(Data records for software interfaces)

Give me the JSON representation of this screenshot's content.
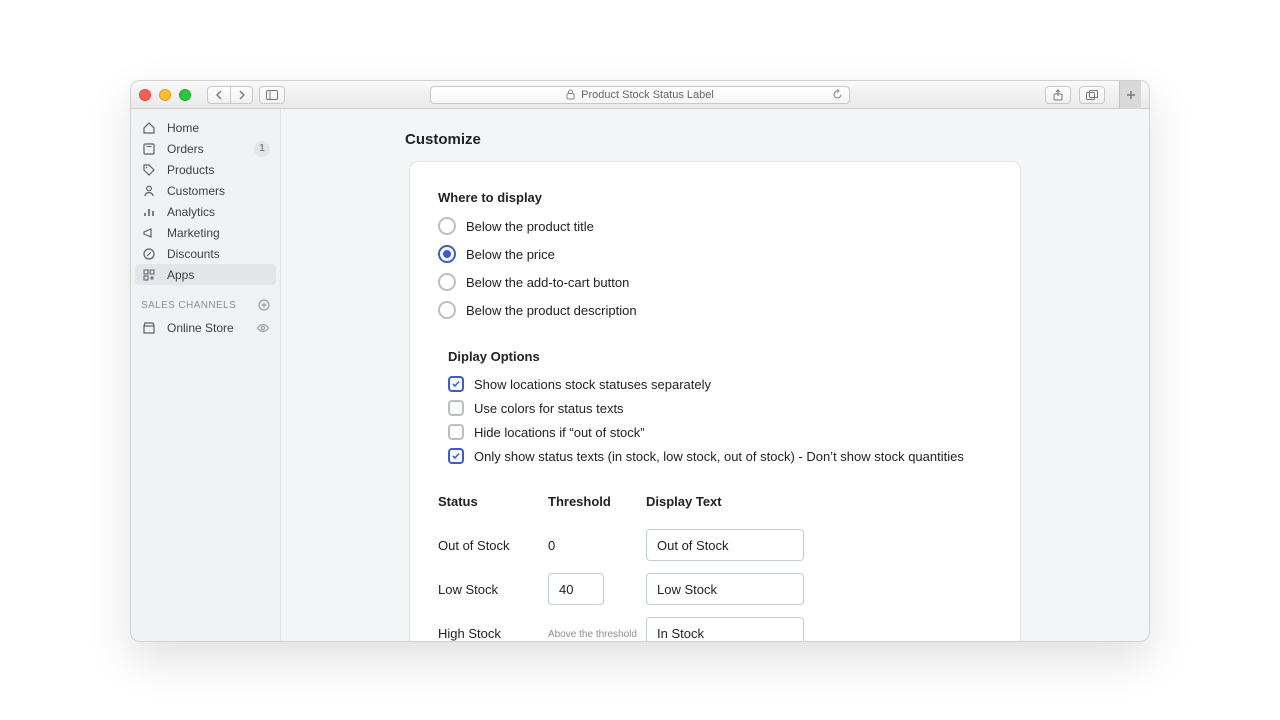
{
  "titlebar": {
    "address_text": "Product Stock Status Label"
  },
  "sidebar": {
    "items": [
      {
        "label": "Home"
      },
      {
        "label": "Orders",
        "badge": "1"
      },
      {
        "label": "Products"
      },
      {
        "label": "Customers"
      },
      {
        "label": "Analytics"
      },
      {
        "label": "Marketing"
      },
      {
        "label": "Discounts"
      },
      {
        "label": "Apps"
      }
    ],
    "sales_heading": "SALES CHANNELS",
    "channels": [
      {
        "label": "Online Store"
      }
    ]
  },
  "page": {
    "title": "Customize",
    "where_title": "Where to display",
    "where_options": [
      {
        "label": "Below the product title",
        "checked": false
      },
      {
        "label": "Below the price",
        "checked": true
      },
      {
        "label": "Below the add-to-cart button",
        "checked": false
      },
      {
        "label": "Below the product description",
        "checked": false
      }
    ],
    "display_title": "Diplay Options",
    "display_options": [
      {
        "label": "Show locations stock statuses separately",
        "checked": true
      },
      {
        "label": "Use colors for status texts",
        "checked": false
      },
      {
        "label": "Hide locations if “out of stock”",
        "checked": false
      },
      {
        "label": "Only show status texts (in stock, low stock, out of stock) - Don’t show stock quantities",
        "checked": true
      }
    ],
    "table": {
      "headers": {
        "status": "Status",
        "threshold": "Threshold",
        "display": "Display Text"
      },
      "rows": [
        {
          "status": "Out of Stock",
          "threshold_text": "0",
          "threshold_input": "",
          "display": "Out of Stock"
        },
        {
          "status": "Low Stock",
          "threshold_text": "",
          "threshold_input": "40",
          "display": "Low Stock"
        },
        {
          "status": "High Stock",
          "threshold_text": "",
          "threshold_hint": "Above the threshold",
          "display": "In Stock"
        }
      ]
    }
  }
}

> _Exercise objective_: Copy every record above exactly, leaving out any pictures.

> _Final answer_:
Give me the JSON representation of this screenshot's content.
{
  "titlebar": {
    "address_text": "Product Stock Status Label"
  },
  "sidebar": {
    "items": [
      {
        "label": "Home"
      },
      {
        "label": "Orders",
        "badge": "1"
      },
      {
        "label": "Products"
      },
      {
        "label": "Customers"
      },
      {
        "label": "Analytics"
      },
      {
        "label": "Marketing"
      },
      {
        "label": "Discounts"
      },
      {
        "label": "Apps"
      }
    ],
    "sales_heading": "SALES CHANNELS",
    "channels": [
      {
        "label": "Online Store"
      }
    ]
  },
  "page": {
    "title": "Customize",
    "where_title": "Where to display",
    "where_options": [
      {
        "label": "Below the product title",
        "checked": false
      },
      {
        "label": "Below the price",
        "checked": true
      },
      {
        "label": "Below the add-to-cart button",
        "checked": false
      },
      {
        "label": "Below the product description",
        "checked": false
      }
    ],
    "display_title": "Diplay Options",
    "display_options": [
      {
        "label": "Show locations stock statuses separately",
        "checked": true
      },
      {
        "label": "Use colors for status texts",
        "checked": false
      },
      {
        "label": "Hide locations if “out of stock”",
        "checked": false
      },
      {
        "label": "Only show status texts (in stock, low stock, out of stock) - Don’t show stock quantities",
        "checked": true
      }
    ],
    "table": {
      "headers": {
        "status": "Status",
        "threshold": "Threshold",
        "display": "Display Text"
      },
      "rows": [
        {
          "status": "Out of Stock",
          "threshold_text": "0",
          "threshold_input": "",
          "display": "Out of Stock"
        },
        {
          "status": "Low Stock",
          "threshold_text": "",
          "threshold_input": "40",
          "display": "Low Stock"
        },
        {
          "status": "High Stock",
          "threshold_text": "",
          "threshold_hint": "Above the threshold",
          "display": "In Stock"
        }
      ]
    }
  }
}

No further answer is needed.